For digging out the Spy vs Spy pic.
Ah, Good to see..
That www.paxfire.com have a UK site. Don't feel so left out now.
Its a carefully worded refutal on their website http://www.paxfire.com/PR_Final_8-8-2011.pdf They do NOT deny that they are Intercepting, Processing and Redirecting.
Next Phorm wannabe?
..is that no one has mentioned Phorm yet..
did they burn in hell or jump the pond?
Been doing it for years
I was asked by my ex-employer to add a system that added their affiliate ID to certain URLs running through their proxies.
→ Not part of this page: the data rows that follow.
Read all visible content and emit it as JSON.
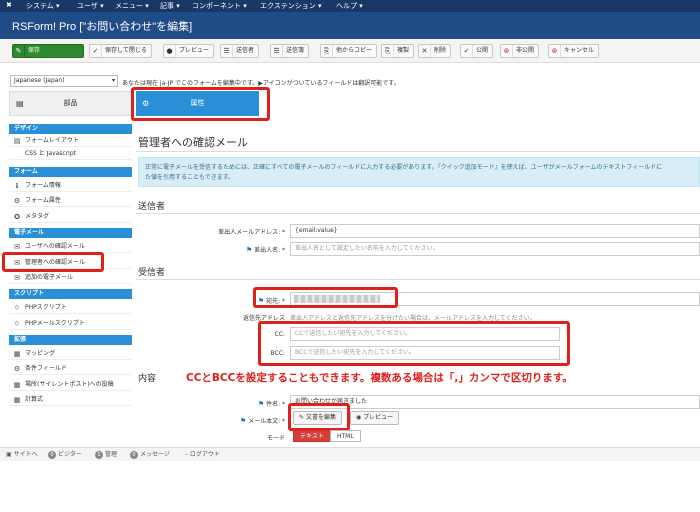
{
  "topmenu": {
    "logo_icon": "joomla-icon",
    "items": [
      "システム ▾",
      "ユーザ ▾",
      "メニュー ▾",
      "記事 ▾",
      "コンポーネント ▾",
      "エクステンション ▾",
      "ヘルプ ▾"
    ]
  },
  "titlebar": {
    "title": "RSForm! Pro [\"お問い合わせ\"を編集]"
  },
  "toolbar": {
    "buttons": [
      {
        "icon": "save-icon",
        "glyph": "✎",
        "label": "保存"
      },
      {
        "icon": "check-icon",
        "glyph": "✓",
        "label": "保存して閉じる"
      },
      {
        "icon": "preview-icon",
        "glyph": "●",
        "label": "プレビュー"
      },
      {
        "icon": "list-icon",
        "glyph": "☰",
        "label": "送信者"
      },
      {
        "icon": "list-icon",
        "glyph": "☰",
        "label": "送信簿"
      },
      {
        "icon": "copy-icon",
        "glyph": "⎘",
        "label": "他からコピー"
      },
      {
        "icon": "copy-icon",
        "glyph": "⎘",
        "label": "複製"
      },
      {
        "icon": "close-icon",
        "glyph": "✕",
        "label": "削除"
      },
      {
        "icon": "check-icon",
        "glyph": "✓",
        "label": "公開"
      },
      {
        "icon": "unpublish-icon",
        "glyph": "⊗",
        "label": "非公開"
      },
      {
        "icon": "cancel-icon",
        "glyph": "⊗",
        "label": "キャンセル"
      }
    ]
  },
  "language": {
    "selected": "Japanese (Japan)"
  },
  "info_text": "あなたは現在 ja-JP でこのフォームを編集中です。▶アイコンがついているフィールドは翻訳可能です。",
  "left": {
    "parts_tab": "部品",
    "sections": [
      {
        "title": "デザイン",
        "items": [
          {
            "icon": "layout-icon",
            "glyph": "▤",
            "label": "フォームレイアウト"
          },
          {
            "icon": "css-icon",
            "glyph": "",
            "label": "CSS と Javascript"
          }
        ]
      },
      {
        "title": "フォーム",
        "items": [
          {
            "icon": "info-icon",
            "glyph": "ℹ",
            "label": "フォーム情報"
          },
          {
            "icon": "gear-icon",
            "glyph": "⚙",
            "label": "フォーム属性"
          },
          {
            "icon": "globe-icon",
            "glyph": "✪",
            "label": "メタタグ"
          }
        ]
      },
      {
        "title": "電子メール",
        "items": [
          {
            "icon": "mail-icon",
            "glyph": "✉",
            "label": "ユーザへの確認メール"
          },
          {
            "icon": "mail-icon",
            "glyph": "✉",
            "label": "管理者への確認メール"
          },
          {
            "icon": "mail-icon",
            "glyph": "✉",
            "label": "追加の電子メール"
          }
        ]
      },
      {
        "title": "スクリプト",
        "items": [
          {
            "icon": "code-icon",
            "glyph": "⟨⟩",
            "label": "PHPスクリプト"
          },
          {
            "icon": "code-icon",
            "glyph": "⟨⟩",
            "label": "PHPメールスクリプト"
          }
        ]
      },
      {
        "title": "拡張",
        "items": [
          {
            "icon": "map-icon",
            "glyph": "▦",
            "label": "マッピング"
          },
          {
            "icon": "conditional-icon",
            "glyph": "⚙",
            "label": "条件フィールド"
          },
          {
            "icon": "post-icon",
            "glyph": "▦",
            "label": "場所(サイレントポスト)への投稿"
          },
          {
            "icon": "calculator-icon",
            "glyph": "▦",
            "label": "計算式"
          }
        ]
      }
    ]
  },
  "props_tab": "属性",
  "main": {
    "heading": "管理者への確認メール",
    "alert_line1": "正常に電子メールを受信するためには、正確にすべての電子メールのフィールドに入力する必要があります。『クイック追加モード』を使えば、ユーザがメールフォームのテキストフィールドに",
    "alert_line2": "た値を引用することもできます。",
    "sender_heading": "送信者",
    "from_label": "差出人メールアドレス: *",
    "from_value": "{email:value}",
    "fromname_label": "差出人名: *",
    "fromname_placeholder": "差出人名として設定したい名前を入力してください。",
    "recipient_heading": "受信者",
    "to_label": "宛先: *",
    "replyto_label": "返信先アドレス",
    "replyto_placeholder": "差出人アドレスと返信先アドレスを分けたい場合は、メールアドレスを入力してください。",
    "cc_label": "CC:",
    "cc_placeholder": "CCで送信したい宛先を入力してください。",
    "bcc_label": "BCC:",
    "bcc_placeholder": "BCCで送信したい宛先を入力してください。",
    "content_heading": "内容",
    "annotation": "CCとBCCを設定することもできます。複数ある場合は「,」カンマで区切ります。",
    "subject_label": "件名: *",
    "subject_value": "お問い合わせが届きました",
    "body_label": "メール本文: *",
    "edit_text_button": "文書を編集",
    "preview_button": "プレビュー",
    "mode_label": "モード",
    "mode_text": "テキスト",
    "mode_html": "HTML"
  },
  "statusbar": {
    "items": [
      {
        "icon": "site-icon",
        "badge": "",
        "label": "サイトへ"
      },
      {
        "icon": "visitor-icon",
        "badge": "0",
        "label": "ビジター"
      },
      {
        "icon": "admin-icon",
        "badge": "1",
        "label": "管理"
      },
      {
        "icon": "message-icon",
        "badge": "0",
        "label": "メッセージ"
      },
      {
        "icon": "logout-icon",
        "badge": "",
        "label": "ログアウト"
      }
    ]
  },
  "colors": {
    "accent": "#2a8fd6",
    "highlight": "#e0201b",
    "save": "#2f8a2f",
    "header": "#1f4b86"
  }
}
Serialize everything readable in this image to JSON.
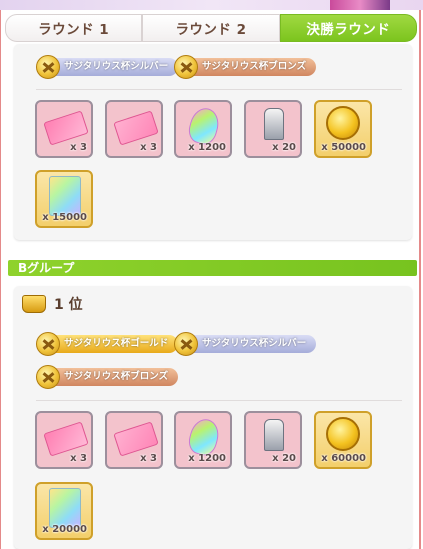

I refused, but the developer next to me ended up doing it.
They made about £100K a month from Google by the scam.
My employer and I parted ways soon after that.
I do need a Stinking Title.. don't get to close it smells..
And the police said it was not in the public interest? or did you just turn a blind eye to the url looting?
So they created a 15M node botnet to probe DNS servers worldwide?!
I think everyone is missing the real story here... how many of you were aware that Microsoft were remotely and covertly installing and executing code on machines opted into the "Microsoft Customer Experience Improvement Program"?!
I am not impressed if this turns out to be the case, though, considering the wording of their paper there is little doubt in my mind that this is exactly what is going on...
from the paper linked in this article:-
"data is collected only from the users that have opted in to share with Microsoft data
that will help improve their experience"
I have always had my non-production and non-corporate / home machines into the CEIP thinking that its purpose was to report their products reliability and how it is being used by the end customer so as they can release patches and UI enhancements.
Anyway, I'll leave it up to the rest of you to make up your own minds else I might find myself in room 101.
Microsoft, "The Ministry of Love" of the 21st century!
- Does Apple's iOS 7 make you physically SICK? Try swallowing version 7.1
- Fee fie Firefox: Mozilla's lawyers probe Dell over browser install charge
- Pics Indestructible Death Stars blow up planets with glowing KILL RAY
- Video Snowden: You can't trust SPOOKS with your DATA
- Hands on Satisfy my scroll: El Reg gets claws on Windows 8.1 spring update